Some French officials have privately conceded they expect no recovery in the key Berlin-Paris foreign policy axis until 2021, when German Chancellor Angela Merkel is due to hand over to a next-generation successor.
The troubles for the French leader do not end there. Grand gestures like the forum are not enough. Almost no American representatives appeared there and relatively few big name European leaders joined. There was a strong African representation but they were largely frustrated.
The contributions from a handful of Sahel leaders was particularly striking. The leaders of Mali, Niger and Chad complained their countries were being let down in the aftermath of the French-led military offensive against Islamist extremists.
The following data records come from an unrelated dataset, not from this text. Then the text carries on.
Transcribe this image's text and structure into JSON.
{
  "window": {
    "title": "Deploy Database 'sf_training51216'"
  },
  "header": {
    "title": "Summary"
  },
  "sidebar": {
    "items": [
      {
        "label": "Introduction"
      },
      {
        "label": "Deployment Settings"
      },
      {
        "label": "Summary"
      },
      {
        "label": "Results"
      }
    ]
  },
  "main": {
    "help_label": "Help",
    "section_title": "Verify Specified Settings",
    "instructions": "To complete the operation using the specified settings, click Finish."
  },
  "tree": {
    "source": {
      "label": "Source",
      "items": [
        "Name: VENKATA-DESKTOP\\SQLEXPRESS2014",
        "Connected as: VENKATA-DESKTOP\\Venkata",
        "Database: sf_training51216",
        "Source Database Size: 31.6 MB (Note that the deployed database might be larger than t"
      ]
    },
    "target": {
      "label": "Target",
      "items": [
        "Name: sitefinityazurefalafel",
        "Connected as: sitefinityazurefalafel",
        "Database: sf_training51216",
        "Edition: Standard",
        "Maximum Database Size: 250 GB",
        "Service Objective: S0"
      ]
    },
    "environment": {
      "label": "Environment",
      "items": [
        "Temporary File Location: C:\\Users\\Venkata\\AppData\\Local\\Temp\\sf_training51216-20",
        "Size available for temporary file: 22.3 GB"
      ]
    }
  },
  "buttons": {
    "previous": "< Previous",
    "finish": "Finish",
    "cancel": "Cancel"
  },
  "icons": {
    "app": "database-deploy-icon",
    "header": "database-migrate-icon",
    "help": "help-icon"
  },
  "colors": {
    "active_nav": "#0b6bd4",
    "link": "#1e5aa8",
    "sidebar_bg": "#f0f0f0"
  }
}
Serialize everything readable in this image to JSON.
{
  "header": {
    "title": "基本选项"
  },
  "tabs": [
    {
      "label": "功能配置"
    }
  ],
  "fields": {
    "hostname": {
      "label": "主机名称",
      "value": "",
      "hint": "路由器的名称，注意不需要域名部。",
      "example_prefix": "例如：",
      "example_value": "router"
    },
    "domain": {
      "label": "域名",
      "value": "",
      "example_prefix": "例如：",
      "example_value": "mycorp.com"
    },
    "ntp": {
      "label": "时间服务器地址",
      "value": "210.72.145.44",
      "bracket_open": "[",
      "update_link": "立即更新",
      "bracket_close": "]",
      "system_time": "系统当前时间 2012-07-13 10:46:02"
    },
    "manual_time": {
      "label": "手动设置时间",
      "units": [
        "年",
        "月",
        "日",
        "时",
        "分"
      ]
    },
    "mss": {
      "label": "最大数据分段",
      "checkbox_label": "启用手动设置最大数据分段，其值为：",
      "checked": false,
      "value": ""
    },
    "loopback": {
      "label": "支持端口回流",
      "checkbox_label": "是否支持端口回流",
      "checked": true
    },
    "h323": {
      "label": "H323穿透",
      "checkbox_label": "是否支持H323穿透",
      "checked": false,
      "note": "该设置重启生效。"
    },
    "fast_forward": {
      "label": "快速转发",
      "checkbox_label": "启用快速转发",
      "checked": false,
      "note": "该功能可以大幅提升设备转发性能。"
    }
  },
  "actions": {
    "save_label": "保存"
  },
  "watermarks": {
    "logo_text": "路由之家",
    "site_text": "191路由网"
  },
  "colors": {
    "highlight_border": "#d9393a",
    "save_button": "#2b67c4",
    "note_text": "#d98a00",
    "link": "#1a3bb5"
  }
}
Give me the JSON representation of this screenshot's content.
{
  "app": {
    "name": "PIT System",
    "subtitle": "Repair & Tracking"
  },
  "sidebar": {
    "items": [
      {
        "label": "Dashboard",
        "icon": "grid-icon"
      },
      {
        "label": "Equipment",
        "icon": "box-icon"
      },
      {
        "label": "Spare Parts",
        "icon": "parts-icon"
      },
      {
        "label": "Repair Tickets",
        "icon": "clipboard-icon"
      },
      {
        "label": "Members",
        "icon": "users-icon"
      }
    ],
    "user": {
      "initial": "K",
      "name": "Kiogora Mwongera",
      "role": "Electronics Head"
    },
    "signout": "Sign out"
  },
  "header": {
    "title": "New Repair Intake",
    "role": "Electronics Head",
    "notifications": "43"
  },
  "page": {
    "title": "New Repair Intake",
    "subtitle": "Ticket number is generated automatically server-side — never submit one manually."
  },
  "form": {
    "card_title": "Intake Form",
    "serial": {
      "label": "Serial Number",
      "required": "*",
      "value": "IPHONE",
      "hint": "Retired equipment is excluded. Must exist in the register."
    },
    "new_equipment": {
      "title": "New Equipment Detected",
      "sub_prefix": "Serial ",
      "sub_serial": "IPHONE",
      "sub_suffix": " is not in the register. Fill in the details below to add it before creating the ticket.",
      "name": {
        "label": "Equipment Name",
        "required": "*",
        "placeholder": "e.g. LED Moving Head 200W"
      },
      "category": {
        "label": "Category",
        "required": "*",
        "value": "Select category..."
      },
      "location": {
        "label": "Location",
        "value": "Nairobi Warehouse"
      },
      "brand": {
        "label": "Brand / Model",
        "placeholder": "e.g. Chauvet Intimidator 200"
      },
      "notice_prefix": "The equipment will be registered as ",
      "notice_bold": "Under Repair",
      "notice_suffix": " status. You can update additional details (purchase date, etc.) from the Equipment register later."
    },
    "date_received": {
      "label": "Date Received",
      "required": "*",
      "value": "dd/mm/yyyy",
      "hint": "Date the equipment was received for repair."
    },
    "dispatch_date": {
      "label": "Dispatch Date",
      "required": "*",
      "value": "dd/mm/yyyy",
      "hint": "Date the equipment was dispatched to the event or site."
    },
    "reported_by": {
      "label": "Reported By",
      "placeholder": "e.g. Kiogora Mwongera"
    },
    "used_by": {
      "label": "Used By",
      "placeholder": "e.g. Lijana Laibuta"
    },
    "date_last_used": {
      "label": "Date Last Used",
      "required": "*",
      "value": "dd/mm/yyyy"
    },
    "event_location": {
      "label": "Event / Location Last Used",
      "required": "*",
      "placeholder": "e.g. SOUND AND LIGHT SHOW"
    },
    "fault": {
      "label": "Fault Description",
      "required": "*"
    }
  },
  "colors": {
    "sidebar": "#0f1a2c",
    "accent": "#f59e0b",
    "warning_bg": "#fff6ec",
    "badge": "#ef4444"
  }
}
Given the prestige that Mr Macron invested in the forum, the collective tone of the African presidents' remarks was remarkable in itself.
Another attendee in Paris, Antonio Guterres, the UN secretary general, warned that extremist threat was on the rise both in the conflict zone and spreading to other parts of West Africa and the Gulf of Guinea. He said the G5 Sahel Joint Force, set up to introduce a multinational stabilisation effort, was in trouble.
The near-5,000-strong Sahel force was severely hampered by a lack of resources and strategic support, according to Mr Guterres. “The Joint Force continues to face significant training, capability and equipment shortfalls, which hamper its full operationalisation,” Mr Guterres said in his report. “The lack of air assets, armoured vehicles and transport capabilities and individual protection equipment compounds the threat posed by the use of improvised explosive devices.”
Coming on the heels of his departure from Paris, the UN intervention signalled one of the biggest French foreign policy commitments was in effect bogged down.
Energetic and at times inventive diplomacy by Mr Macron saw multiple attempts to draw Iran and the US to the negotiating table, to no avail. A combination of the raw power of US sanctions and the European collective failure to find a mechanism to sustain trade with Iran stymied the Elysee Palace. The push went nowhere.
Mr Macron has also been actively pursuing a mediating role in the Ukraine crisis. On Friday he announced a four-nation summit between Ukraine, Russia, Germany and France would take place on December 9.
With the US impeachment hearings closely examining Mr Trump’s dealings with Ukraine, it remains to be seen how much appetite the protagonists have for compromise on the issue.
Mr Macron is a politician with not only global aspirations – bridging the differences around the Arabian Gulf is often mentioned – but a man with a clear historical vision.
This allows him to refuse to acknowledge that he has alienated eastern Europe and beyond with his Nato comments. He derided the “priggishness and hypocrisy” of those critical of the idea the institution was brain-dead.
With Britain leaving the EU, there was a chance for Paris and Berlin to come together to create a more effective European presence on the world stage. Paris has constantly gone out of its way to alienate other capitals. Berlin seems less keen to weigh in behind its neighbour while other smaller states are wary of being led by a duopoly in which France was calling the shots.
After the Second World War, general Charles De Gaulle recreated a singular profile for French diplomacy. The country pulled back from Nato and sought to maintain a global presence despite the painful retreat from empire in Vietnam and Algeria. The essence of Gaullist foreign policy was to be seen as strong state with its own agenda and objectives.
Mr Macron seeks a Gaullist reputation and works the French machine to that end. The elusive challenge for Mr Macron is to shape European policy in the same way.
Damien McElroy is the London bureau chief for The National